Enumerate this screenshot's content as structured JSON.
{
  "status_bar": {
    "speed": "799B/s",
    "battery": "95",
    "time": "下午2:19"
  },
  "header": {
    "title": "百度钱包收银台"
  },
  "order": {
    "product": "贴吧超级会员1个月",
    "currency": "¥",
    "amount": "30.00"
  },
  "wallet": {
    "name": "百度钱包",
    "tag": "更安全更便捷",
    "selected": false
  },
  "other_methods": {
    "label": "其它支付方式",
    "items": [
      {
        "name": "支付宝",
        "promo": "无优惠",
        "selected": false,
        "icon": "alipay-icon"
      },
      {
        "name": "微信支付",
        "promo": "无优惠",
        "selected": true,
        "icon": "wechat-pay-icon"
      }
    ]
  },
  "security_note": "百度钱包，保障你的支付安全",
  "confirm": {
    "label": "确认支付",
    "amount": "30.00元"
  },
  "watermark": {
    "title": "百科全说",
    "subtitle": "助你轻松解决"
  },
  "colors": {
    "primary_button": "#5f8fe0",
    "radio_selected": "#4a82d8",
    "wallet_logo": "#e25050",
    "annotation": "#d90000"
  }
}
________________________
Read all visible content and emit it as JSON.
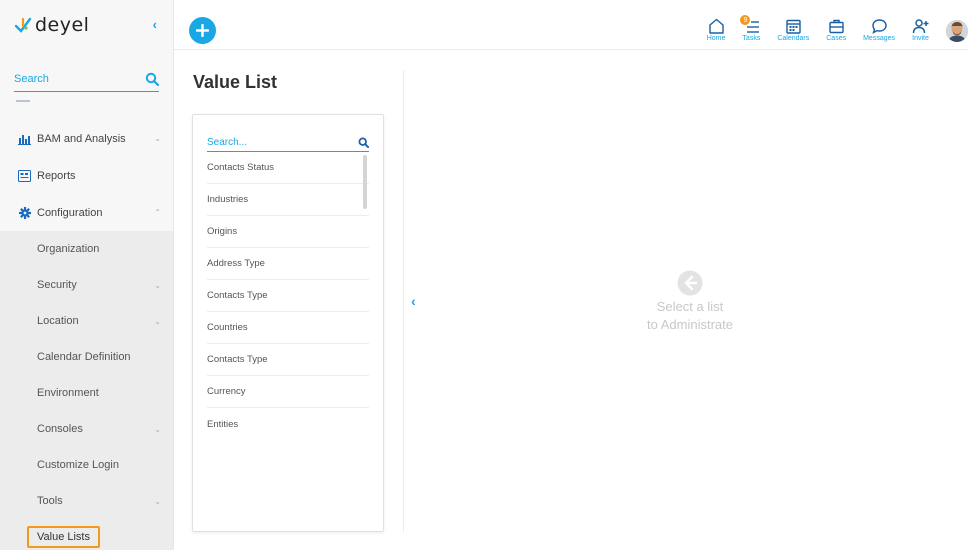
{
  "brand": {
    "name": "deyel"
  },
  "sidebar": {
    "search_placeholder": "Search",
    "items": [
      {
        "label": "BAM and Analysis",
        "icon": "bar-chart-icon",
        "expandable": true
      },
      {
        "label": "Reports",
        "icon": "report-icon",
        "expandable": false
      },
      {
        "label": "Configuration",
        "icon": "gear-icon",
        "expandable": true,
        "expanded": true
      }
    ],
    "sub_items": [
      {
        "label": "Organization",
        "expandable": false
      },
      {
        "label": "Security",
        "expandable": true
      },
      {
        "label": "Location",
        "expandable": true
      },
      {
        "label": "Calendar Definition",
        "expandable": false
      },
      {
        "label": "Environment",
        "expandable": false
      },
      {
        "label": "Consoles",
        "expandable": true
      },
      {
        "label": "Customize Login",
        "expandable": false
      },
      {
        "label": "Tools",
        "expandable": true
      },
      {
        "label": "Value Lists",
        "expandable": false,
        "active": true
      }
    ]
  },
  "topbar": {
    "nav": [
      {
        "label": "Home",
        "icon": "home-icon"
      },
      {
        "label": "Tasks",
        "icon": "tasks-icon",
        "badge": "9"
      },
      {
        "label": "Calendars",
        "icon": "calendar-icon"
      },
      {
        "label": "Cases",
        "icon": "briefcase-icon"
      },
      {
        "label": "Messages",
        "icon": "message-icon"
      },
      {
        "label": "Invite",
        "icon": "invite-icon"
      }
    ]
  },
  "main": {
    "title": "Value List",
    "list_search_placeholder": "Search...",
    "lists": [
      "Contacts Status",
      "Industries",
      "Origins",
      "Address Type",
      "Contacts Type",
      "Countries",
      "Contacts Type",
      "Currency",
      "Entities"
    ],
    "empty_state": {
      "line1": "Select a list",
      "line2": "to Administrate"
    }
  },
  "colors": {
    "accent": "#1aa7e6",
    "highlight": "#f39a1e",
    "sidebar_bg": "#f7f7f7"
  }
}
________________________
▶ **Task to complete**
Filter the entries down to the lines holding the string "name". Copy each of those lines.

▶ **Output of the task**
    "name": "百度钱包",
        "name": "支付宝",
        "name": "微信支付",
    "name": "deyel"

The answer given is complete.